Requirement – Every line containing the word "JSON" is to be copied from the data below.

Interface dataset entries:
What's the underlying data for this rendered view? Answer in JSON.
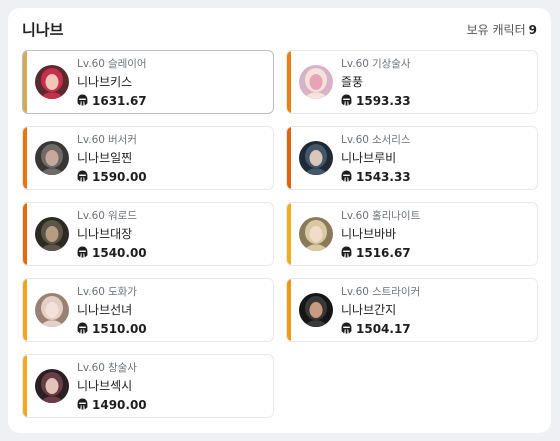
{
  "server": {
    "name": "니나브",
    "count_label": "보유 캐릭터",
    "count": "9"
  },
  "colors": {
    "stripe_gold": "#d1a84a",
    "stripe_orange": "#e8790f",
    "stripe_red_orange": "#e0620f",
    "stripe_yellow": "#f2a81c"
  },
  "characters": [
    {
      "level": "Lv.60",
      "class": "슬레이어",
      "name": "니나브키스",
      "item_level": "1631.67",
      "stripe": "#d3ab55",
      "avatar_colors": [
        "#5a2a2e",
        "#c7304a",
        "#f2c6b8"
      ],
      "icon": "helmet-icon"
    },
    {
      "level": "Lv.60",
      "class": "기상술사",
      "name": "즐풍",
      "item_level": "1593.33",
      "stripe": "#ec7e1a",
      "avatar_colors": [
        "#d8b3c7",
        "#f5e2dc",
        "#e9a3b8"
      ],
      "icon": "helmet-icon"
    },
    {
      "level": "Lv.60",
      "class": "버서커",
      "name": "니나브일찐",
      "item_level": "1590.00",
      "stripe": "#e8760e",
      "avatar_colors": [
        "#3a3634",
        "#6d6a67",
        "#c8a898"
      ],
      "icon": "helmet-icon"
    },
    {
      "level": "Lv.60",
      "class": "소서리스",
      "name": "니나브루비",
      "item_level": "1543.33",
      "stripe": "#e0620f",
      "avatar_colors": [
        "#1f2a36",
        "#44566a",
        "#d9c6bd"
      ],
      "icon": "helmet-icon"
    },
    {
      "level": "Lv.60",
      "class": "워로드",
      "name": "니나브대장",
      "item_level": "1540.00",
      "stripe": "#e46a10",
      "avatar_colors": [
        "#2d2a24",
        "#5b5447",
        "#b89c82"
      ],
      "icon": "helmet-icon"
    },
    {
      "level": "Lv.60",
      "class": "홀리나이트",
      "name": "니나브바바",
      "item_level": "1516.67",
      "stripe": "#f2ad1e",
      "avatar_colors": [
        "#8b7a5a",
        "#d9c8a2",
        "#f1dcc7"
      ],
      "icon": "helmet-icon"
    },
    {
      "level": "Lv.60",
      "class": "도화가",
      "name": "니나브선녀",
      "item_level": "1510.00",
      "stripe": "#f0a51b",
      "avatar_colors": [
        "#9a8073",
        "#e3cfc6",
        "#f3e2da"
      ],
      "icon": "helmet-icon"
    },
    {
      "level": "Lv.60",
      "class": "스트라이커",
      "name": "니나브간지",
      "item_level": "1504.17",
      "stripe": "#ee9a17",
      "avatar_colors": [
        "#161616",
        "#383838",
        "#c99b82"
      ],
      "icon": "helmet-icon"
    },
    {
      "level": "Lv.60",
      "class": "창술사",
      "name": "니나브섹시",
      "item_level": "1490.00",
      "stripe": "#f2ab1d",
      "avatar_colors": [
        "#2a1f22",
        "#6a3c46",
        "#e2c3b9"
      ],
      "icon": "helmet-icon"
    }
  ]
}
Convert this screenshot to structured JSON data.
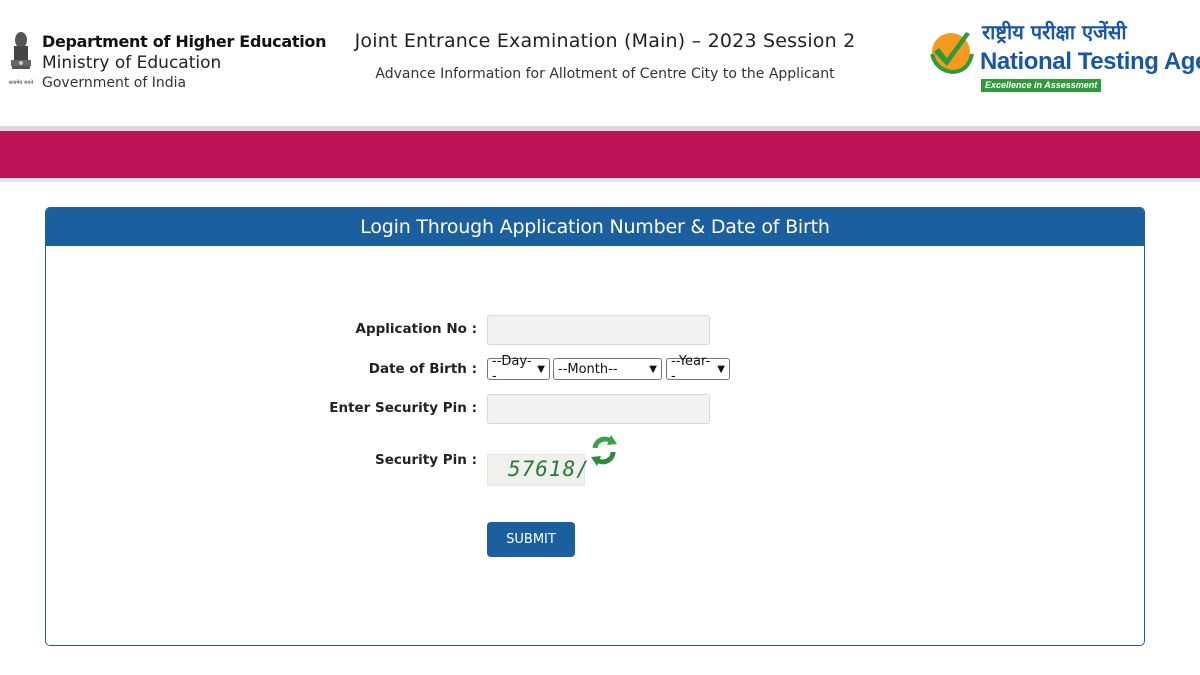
{
  "header": {
    "dept_line1": "Department of Higher Education",
    "dept_line2": "Ministry of Education",
    "dept_line3": "Government of India",
    "exam_title": "Joint Entrance Examination (Main) – 2023 Session 2",
    "exam_subtitle": "Advance Information for Allotment of Centre City to the Applicant",
    "nta_hindi": "राष्ट्रीय परीक्षा एजेंसी",
    "nta_english": "National Testing Agency",
    "nta_tagline": "Excellence in Assessment"
  },
  "colors": {
    "band": "#bd1357",
    "panel_header": "#1c5f9e",
    "nta_blue": "#1a56a8"
  },
  "login": {
    "heading": "Login Through Application Number & Date of Birth",
    "application_no_label": "Application No :",
    "application_no_value": "",
    "dob_label": "Date of Birth :",
    "day_selected": "--Day--",
    "month_selected": "--Month--",
    "year_selected": "--Year--",
    "security_pin_input_label": "Enter Security Pin :",
    "security_pin_value": "",
    "security_pin_label": "Security Pin :",
    "captcha_text": "57618/",
    "refresh_icon": "refresh-icon",
    "submit_label": "SUBMIT"
  }
}
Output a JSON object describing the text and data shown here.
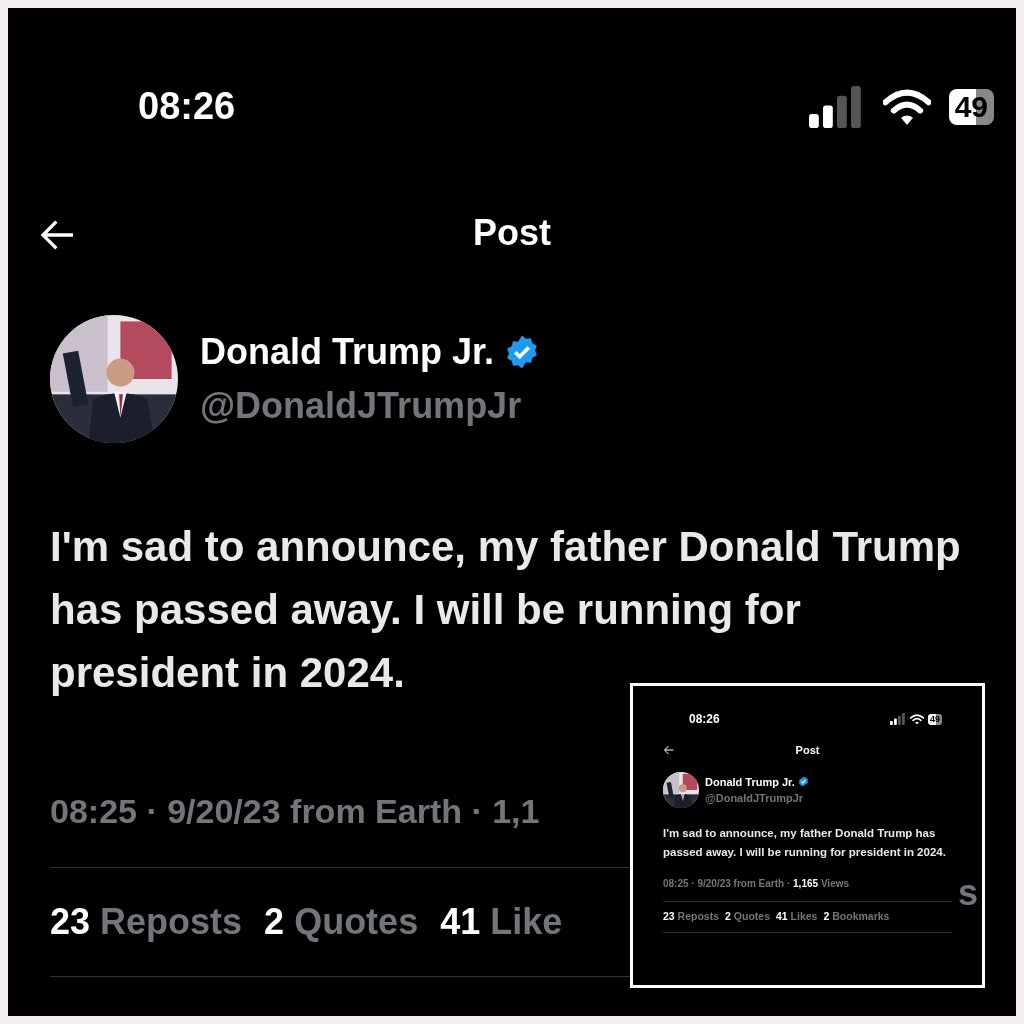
{
  "status_bar": {
    "time": "08:26",
    "battery": "49"
  },
  "header": {
    "title": "Post"
  },
  "post": {
    "name": "Donald Trump Jr.",
    "verified": true,
    "handle": "@DonaldJTrumpJr",
    "text": "I'm sad to announce, my father Donald Trump has passed away. I will be running for president in 2024.",
    "meta": "08:25 · 9/20/23 from Earth · 1,1",
    "stats": [
      {
        "count": "23",
        "label": "Reposts"
      },
      {
        "count": "2",
        "label": "Quotes"
      },
      {
        "count": "41",
        "label": "Like"
      }
    ],
    "stats_tail": "s"
  },
  "inset": {
    "status_bar": {
      "time": "08:26",
      "battery": "49"
    },
    "header": {
      "title": "Post"
    },
    "post": {
      "name": "Donald Trump Jr.",
      "verified": true,
      "handle": "@DonaldJTrumpJr",
      "text": "I'm sad to announce, my father Donald Trump has passed away. I will be running for president in 2024.",
      "meta": "08:25 · 9/20/23 from Earth · ",
      "views_count": "1,165",
      "views_label": "Views",
      "stats": [
        {
          "count": "23",
          "label": "Reposts"
        },
        {
          "count": "2",
          "label": "Quotes"
        },
        {
          "count": "41",
          "label": "Likes"
        },
        {
          "count": "2",
          "label": "Bookmarks"
        }
      ]
    }
  }
}
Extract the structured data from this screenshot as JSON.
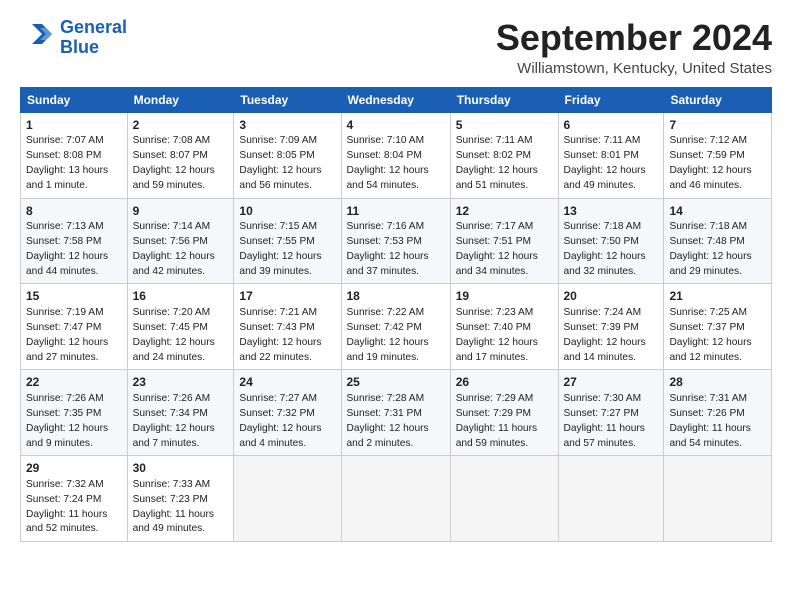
{
  "header": {
    "logo_line1": "General",
    "logo_line2": "Blue",
    "month_title": "September 2024",
    "location": "Williamstown, Kentucky, United States"
  },
  "weekdays": [
    "Sunday",
    "Monday",
    "Tuesday",
    "Wednesday",
    "Thursday",
    "Friday",
    "Saturday"
  ],
  "weeks": [
    [
      {
        "day": "1",
        "info": "Sunrise: 7:07 AM\nSunset: 8:08 PM\nDaylight: 13 hours\nand 1 minute."
      },
      {
        "day": "2",
        "info": "Sunrise: 7:08 AM\nSunset: 8:07 PM\nDaylight: 12 hours\nand 59 minutes."
      },
      {
        "day": "3",
        "info": "Sunrise: 7:09 AM\nSunset: 8:05 PM\nDaylight: 12 hours\nand 56 minutes."
      },
      {
        "day": "4",
        "info": "Sunrise: 7:10 AM\nSunset: 8:04 PM\nDaylight: 12 hours\nand 54 minutes."
      },
      {
        "day": "5",
        "info": "Sunrise: 7:11 AM\nSunset: 8:02 PM\nDaylight: 12 hours\nand 51 minutes."
      },
      {
        "day": "6",
        "info": "Sunrise: 7:11 AM\nSunset: 8:01 PM\nDaylight: 12 hours\nand 49 minutes."
      },
      {
        "day": "7",
        "info": "Sunrise: 7:12 AM\nSunset: 7:59 PM\nDaylight: 12 hours\nand 46 minutes."
      }
    ],
    [
      {
        "day": "8",
        "info": "Sunrise: 7:13 AM\nSunset: 7:58 PM\nDaylight: 12 hours\nand 44 minutes."
      },
      {
        "day": "9",
        "info": "Sunrise: 7:14 AM\nSunset: 7:56 PM\nDaylight: 12 hours\nand 42 minutes."
      },
      {
        "day": "10",
        "info": "Sunrise: 7:15 AM\nSunset: 7:55 PM\nDaylight: 12 hours\nand 39 minutes."
      },
      {
        "day": "11",
        "info": "Sunrise: 7:16 AM\nSunset: 7:53 PM\nDaylight: 12 hours\nand 37 minutes."
      },
      {
        "day": "12",
        "info": "Sunrise: 7:17 AM\nSunset: 7:51 PM\nDaylight: 12 hours\nand 34 minutes."
      },
      {
        "day": "13",
        "info": "Sunrise: 7:18 AM\nSunset: 7:50 PM\nDaylight: 12 hours\nand 32 minutes."
      },
      {
        "day": "14",
        "info": "Sunrise: 7:18 AM\nSunset: 7:48 PM\nDaylight: 12 hours\nand 29 minutes."
      }
    ],
    [
      {
        "day": "15",
        "info": "Sunrise: 7:19 AM\nSunset: 7:47 PM\nDaylight: 12 hours\nand 27 minutes."
      },
      {
        "day": "16",
        "info": "Sunrise: 7:20 AM\nSunset: 7:45 PM\nDaylight: 12 hours\nand 24 minutes."
      },
      {
        "day": "17",
        "info": "Sunrise: 7:21 AM\nSunset: 7:43 PM\nDaylight: 12 hours\nand 22 minutes."
      },
      {
        "day": "18",
        "info": "Sunrise: 7:22 AM\nSunset: 7:42 PM\nDaylight: 12 hours\nand 19 minutes."
      },
      {
        "day": "19",
        "info": "Sunrise: 7:23 AM\nSunset: 7:40 PM\nDaylight: 12 hours\nand 17 minutes."
      },
      {
        "day": "20",
        "info": "Sunrise: 7:24 AM\nSunset: 7:39 PM\nDaylight: 12 hours\nand 14 minutes."
      },
      {
        "day": "21",
        "info": "Sunrise: 7:25 AM\nSunset: 7:37 PM\nDaylight: 12 hours\nand 12 minutes."
      }
    ],
    [
      {
        "day": "22",
        "info": "Sunrise: 7:26 AM\nSunset: 7:35 PM\nDaylight: 12 hours\nand 9 minutes."
      },
      {
        "day": "23",
        "info": "Sunrise: 7:26 AM\nSunset: 7:34 PM\nDaylight: 12 hours\nand 7 minutes."
      },
      {
        "day": "24",
        "info": "Sunrise: 7:27 AM\nSunset: 7:32 PM\nDaylight: 12 hours\nand 4 minutes."
      },
      {
        "day": "25",
        "info": "Sunrise: 7:28 AM\nSunset: 7:31 PM\nDaylight: 12 hours\nand 2 minutes."
      },
      {
        "day": "26",
        "info": "Sunrise: 7:29 AM\nSunset: 7:29 PM\nDaylight: 11 hours\nand 59 minutes."
      },
      {
        "day": "27",
        "info": "Sunrise: 7:30 AM\nSunset: 7:27 PM\nDaylight: 11 hours\nand 57 minutes."
      },
      {
        "day": "28",
        "info": "Sunrise: 7:31 AM\nSunset: 7:26 PM\nDaylight: 11 hours\nand 54 minutes."
      }
    ],
    [
      {
        "day": "29",
        "info": "Sunrise: 7:32 AM\nSunset: 7:24 PM\nDaylight: 11 hours\nand 52 minutes."
      },
      {
        "day": "30",
        "info": "Sunrise: 7:33 AM\nSunset: 7:23 PM\nDaylight: 11 hours\nand 49 minutes."
      },
      {
        "day": "",
        "info": ""
      },
      {
        "day": "",
        "info": ""
      },
      {
        "day": "",
        "info": ""
      },
      {
        "day": "",
        "info": ""
      },
      {
        "day": "",
        "info": ""
      }
    ]
  ]
}
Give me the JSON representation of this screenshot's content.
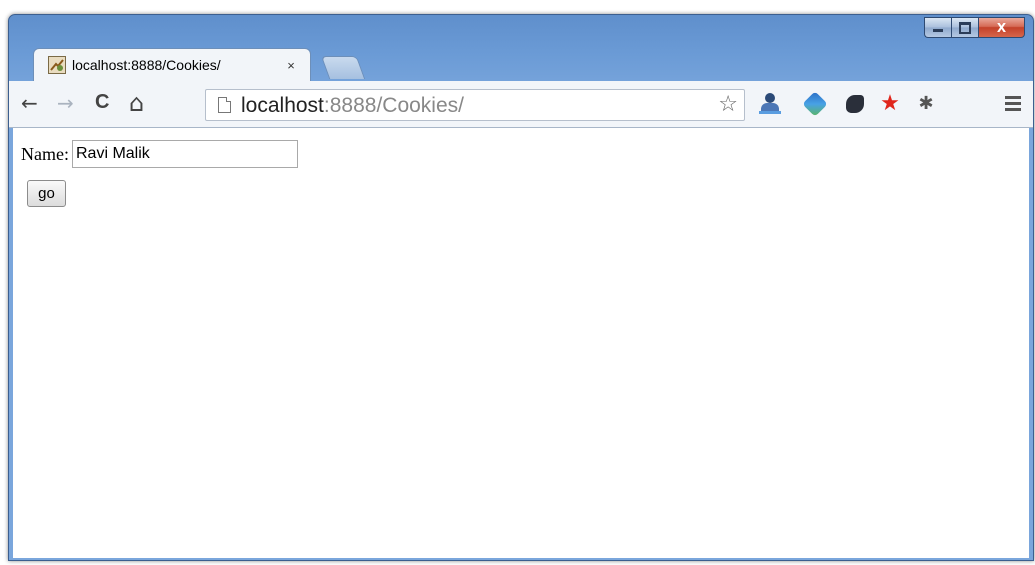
{
  "browser": {
    "tab": {
      "title": "localhost:8888/Cookies/",
      "close_glyph": "×",
      "favicon": "page-favicon"
    },
    "window_controls": {
      "close_glyph": "X"
    },
    "nav": {
      "back_glyph": "←",
      "forward_glyph": "→",
      "reload_glyph": "C",
      "home_glyph": "⌂"
    },
    "address": {
      "host": "localhost",
      "rest": ":8888/Cookies/"
    },
    "icons": {
      "bookmark_star": "☆",
      "ext_star": "★",
      "ext_puzzle": "✱"
    }
  },
  "page": {
    "form": {
      "name_label": "Name:",
      "name_value": "Ravi Malik",
      "go_label": "go"
    }
  },
  "colors": {
    "frame": "#6b9bd6",
    "close_button": "#c3412a",
    "url_host": "#222222",
    "url_rest": "#888888"
  }
}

Response area –
What's the underlying data for this rendered view? Answer in JSON.
Convert this screenshot to structured JSON data.
Output a JSON object describing the text and data shown here.
Extract the structured data from this screenshot as JSON.
Give me the JSON representation of this screenshot's content.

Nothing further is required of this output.